(Stored dataset items)

/---

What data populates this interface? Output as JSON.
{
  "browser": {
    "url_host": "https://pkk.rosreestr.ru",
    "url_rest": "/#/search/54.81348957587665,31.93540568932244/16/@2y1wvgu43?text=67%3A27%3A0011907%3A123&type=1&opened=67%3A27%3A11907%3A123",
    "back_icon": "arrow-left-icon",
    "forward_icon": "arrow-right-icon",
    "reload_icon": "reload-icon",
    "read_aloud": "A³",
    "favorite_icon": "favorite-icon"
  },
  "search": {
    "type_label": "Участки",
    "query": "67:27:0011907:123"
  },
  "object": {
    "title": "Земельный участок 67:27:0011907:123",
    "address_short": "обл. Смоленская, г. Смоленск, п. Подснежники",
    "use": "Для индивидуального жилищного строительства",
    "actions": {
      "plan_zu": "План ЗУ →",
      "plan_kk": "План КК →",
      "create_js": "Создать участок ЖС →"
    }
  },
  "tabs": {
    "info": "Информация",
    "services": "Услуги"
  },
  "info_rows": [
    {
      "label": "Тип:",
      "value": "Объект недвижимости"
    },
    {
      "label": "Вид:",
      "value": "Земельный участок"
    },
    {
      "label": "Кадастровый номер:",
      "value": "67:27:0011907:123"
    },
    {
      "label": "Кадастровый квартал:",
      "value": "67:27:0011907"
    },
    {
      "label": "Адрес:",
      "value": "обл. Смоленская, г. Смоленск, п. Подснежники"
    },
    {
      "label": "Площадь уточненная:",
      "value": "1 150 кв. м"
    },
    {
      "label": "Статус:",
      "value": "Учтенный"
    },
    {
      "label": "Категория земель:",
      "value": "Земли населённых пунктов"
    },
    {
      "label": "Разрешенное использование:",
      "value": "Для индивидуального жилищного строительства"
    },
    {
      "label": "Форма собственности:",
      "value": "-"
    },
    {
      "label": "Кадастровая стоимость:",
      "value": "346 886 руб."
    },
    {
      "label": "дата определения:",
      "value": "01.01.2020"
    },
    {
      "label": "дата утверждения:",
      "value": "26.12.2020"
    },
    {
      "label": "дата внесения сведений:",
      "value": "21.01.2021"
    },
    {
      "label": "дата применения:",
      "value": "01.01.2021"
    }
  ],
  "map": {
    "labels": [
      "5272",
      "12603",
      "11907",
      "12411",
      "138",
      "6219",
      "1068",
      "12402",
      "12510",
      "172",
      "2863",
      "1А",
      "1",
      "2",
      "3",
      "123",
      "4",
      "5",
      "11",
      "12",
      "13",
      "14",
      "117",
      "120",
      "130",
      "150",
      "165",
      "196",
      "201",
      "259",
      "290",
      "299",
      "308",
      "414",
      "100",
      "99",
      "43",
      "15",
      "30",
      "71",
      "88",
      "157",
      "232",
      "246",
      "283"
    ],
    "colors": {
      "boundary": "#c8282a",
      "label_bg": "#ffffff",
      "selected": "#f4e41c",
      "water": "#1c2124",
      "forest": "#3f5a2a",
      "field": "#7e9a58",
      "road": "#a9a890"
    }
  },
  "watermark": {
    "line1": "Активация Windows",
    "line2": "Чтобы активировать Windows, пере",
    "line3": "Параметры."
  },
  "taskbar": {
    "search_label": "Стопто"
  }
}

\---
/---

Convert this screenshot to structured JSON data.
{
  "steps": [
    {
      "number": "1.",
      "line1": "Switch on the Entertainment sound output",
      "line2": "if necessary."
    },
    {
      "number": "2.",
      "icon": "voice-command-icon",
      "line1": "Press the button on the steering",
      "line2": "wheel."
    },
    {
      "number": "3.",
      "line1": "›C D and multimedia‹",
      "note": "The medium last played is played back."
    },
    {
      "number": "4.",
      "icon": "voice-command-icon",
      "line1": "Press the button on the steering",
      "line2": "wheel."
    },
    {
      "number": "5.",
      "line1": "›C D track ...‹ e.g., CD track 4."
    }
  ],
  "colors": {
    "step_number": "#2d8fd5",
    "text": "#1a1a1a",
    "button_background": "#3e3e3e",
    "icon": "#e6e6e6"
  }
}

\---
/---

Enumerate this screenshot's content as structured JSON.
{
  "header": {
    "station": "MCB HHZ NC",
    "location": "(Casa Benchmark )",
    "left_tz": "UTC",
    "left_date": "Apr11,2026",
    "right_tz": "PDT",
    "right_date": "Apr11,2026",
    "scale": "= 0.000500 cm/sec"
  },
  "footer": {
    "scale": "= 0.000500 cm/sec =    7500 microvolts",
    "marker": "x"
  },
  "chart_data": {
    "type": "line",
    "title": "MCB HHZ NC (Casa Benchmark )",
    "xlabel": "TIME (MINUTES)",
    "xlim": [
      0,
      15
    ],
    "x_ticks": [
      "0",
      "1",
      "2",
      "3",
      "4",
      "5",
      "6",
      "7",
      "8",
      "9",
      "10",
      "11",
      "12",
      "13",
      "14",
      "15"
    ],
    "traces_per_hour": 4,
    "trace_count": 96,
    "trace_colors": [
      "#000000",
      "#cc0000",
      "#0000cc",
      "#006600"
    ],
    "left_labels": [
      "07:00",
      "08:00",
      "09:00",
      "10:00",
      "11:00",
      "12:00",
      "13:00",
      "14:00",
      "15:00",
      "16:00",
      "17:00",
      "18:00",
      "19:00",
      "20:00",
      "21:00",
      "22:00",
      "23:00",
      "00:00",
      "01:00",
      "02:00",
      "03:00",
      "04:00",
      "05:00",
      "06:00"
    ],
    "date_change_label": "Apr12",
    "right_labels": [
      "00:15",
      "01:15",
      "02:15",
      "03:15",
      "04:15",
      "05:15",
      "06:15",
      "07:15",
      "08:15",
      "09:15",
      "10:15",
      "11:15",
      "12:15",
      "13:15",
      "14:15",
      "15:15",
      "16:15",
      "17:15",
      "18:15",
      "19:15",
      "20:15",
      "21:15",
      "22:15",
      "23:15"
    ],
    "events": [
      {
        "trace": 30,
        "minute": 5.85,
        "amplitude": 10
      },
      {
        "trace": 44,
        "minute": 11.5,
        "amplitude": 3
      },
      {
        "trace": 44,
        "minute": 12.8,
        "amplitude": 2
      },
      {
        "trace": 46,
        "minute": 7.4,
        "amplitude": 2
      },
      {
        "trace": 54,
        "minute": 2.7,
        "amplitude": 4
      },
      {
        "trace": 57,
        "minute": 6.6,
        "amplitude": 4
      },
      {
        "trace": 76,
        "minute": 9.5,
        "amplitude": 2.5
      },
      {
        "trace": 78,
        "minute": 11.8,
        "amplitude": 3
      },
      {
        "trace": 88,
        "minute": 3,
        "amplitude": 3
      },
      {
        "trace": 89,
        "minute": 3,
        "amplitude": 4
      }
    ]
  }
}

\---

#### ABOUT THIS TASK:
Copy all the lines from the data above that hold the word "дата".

#### YOUR RESPONSE:
      "label": "дата определения:",
      "label": "дата утверждения:",
      "label": "дата внесения сведений:",
      "label": "дата применения:",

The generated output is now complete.